Out of all the buzzwords in the beer world, the different names for different types breweries are among the most bewildering. So let's clarify what makes a brewery a micro or a mega, once and for all.

From microbrewery to macrobrewery--and everything in between--there's a need to define exactly what is meant by those terms. Consumers deserve the clarification and breweries depend on these labels. One of the beer industry's most respected bodies, the Brewer's Association (BA), has made it their mission to tell the consumer exactly what it is they're drinking so that the innovative spirit and respect for traditions live on. You can decide for yourself which you prefer, but let's walk through what the BA has decreed.


According to the Brewer's Association (BA) in the USA a microbrewery is defined as a small, independently owned brewery which produces less than 15,000 barrels (or 17,600 hectolitres) a year. Additionally, about 75% of its beer must be sold off-site. The UK definition considers a microbrewery much smaller--about 5,000 hectolitres. Whatever the quantity, what defines a microbrewery is in the name: it's small.

North Yorkshire's Harrogate Brewing Co. is one of our favourite microbreweries.

Farm brewery

This is still a relatively fluid term but is still rather self-explanatory. In essence, a farm brewery is one that uses ingredients from local farms (or grows them themselves) to create a product which is highly influenced by the local terroir. In the US, for example, New York state has defined a farm brewery as one that uses at least 20% of its ingredients from farms in the state.

Rogue Ales and Spirits is a great example of a farm-to-glass brewery as they grow much of their own ingredients from the hops to the grains on site.

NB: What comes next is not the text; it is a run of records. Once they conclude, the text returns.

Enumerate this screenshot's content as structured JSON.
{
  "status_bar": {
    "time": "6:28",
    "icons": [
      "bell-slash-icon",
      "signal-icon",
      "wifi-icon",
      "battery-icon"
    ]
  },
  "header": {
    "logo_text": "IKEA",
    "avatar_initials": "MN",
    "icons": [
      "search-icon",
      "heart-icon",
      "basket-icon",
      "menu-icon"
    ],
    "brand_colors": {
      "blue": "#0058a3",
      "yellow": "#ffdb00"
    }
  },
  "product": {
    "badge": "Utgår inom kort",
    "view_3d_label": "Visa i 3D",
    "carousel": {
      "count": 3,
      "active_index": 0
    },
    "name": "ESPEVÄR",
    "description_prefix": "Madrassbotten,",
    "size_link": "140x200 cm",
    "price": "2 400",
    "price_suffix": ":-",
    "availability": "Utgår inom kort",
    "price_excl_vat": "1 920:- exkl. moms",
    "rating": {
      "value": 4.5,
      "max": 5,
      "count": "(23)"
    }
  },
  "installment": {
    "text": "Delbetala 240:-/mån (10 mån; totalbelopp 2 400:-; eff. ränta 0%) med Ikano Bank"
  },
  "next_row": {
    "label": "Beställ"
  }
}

Again, as defined the the USA's Brewer's Association, a brewpub is a brewery-restaurant that sells more than 25% of its beer on site. In fact, most of its beer is brewed with the intention of being sold on site.

Leeds' Northern Monk Brew Co. is listed as a brewpub on the BA website.

Contract brewing company

A contract brewing company is a brewery--as its own entity--which hires another brewery to brew its beer. The brewing company takes care of all the marketing, t-shirts, sales and distribution of the beer that is brewed in another facility (the recipes are all their own). A contract brewery, by contrast, is the facility which brews the beers for its clients.

Sort of a sub-section of contract brewing companies are the mysteriously-named gypsy brewers. These brewers have no site of their own--nor contract with an individual contract brewery--rather they travel from brewery to brewery, using the equipment at the brick-and-mortar operation to create their brews.

The most famous gypsy brewer is undoubtedly Mikkeller.

Regional craft brewery

Reserved for those breweries which are considerably larger in production than a microbrewery yet still brew a majority of traditional or innovative styles, the term regional craft brewery is a nod to those who maintain their independence from corporate takeovers.

Similar in concept in the UK, Black Sheep Brewery is a good example.

Regional brewery

Defining those breweries which brew between 15,000 and 6,000,000 barrels (yes, that's quite a range!) a regional brewery can still be considered "craft"--according to the BA--so long as they remain independent and fulfill other characterstics.

Brewdog in the UK or Left Hand Brewing in the US are some of the more reknowned regional breweries in the world.

Large brewery

Finally, let's talk about what the BA calls a large brewery. Sadly for them, because these breweries produce over 6,000,000 barrels annually, they're not considered craft breweries anymore. Nevertheless, many of these large breweries are making fantastic beer while some of them could stand to, well, adjust their recipes.

London's Fuller's is a classic large brewery while Founders Brewing Co. in the States is big, yet produces some mighty fine beer.

So there you have it! We hope this clears things up a bit. Whether it's a guy with a bucket (well, that's called a homebrewer) or a crew with a high-rise corner office beer is still beer, so drink what you like! At least now, however, you'll know what you're drinking.

We'll see you next week at Beer Hawk University where we'll get into the brewing process and the pieces of kit you'll see at a brewery. Cheers!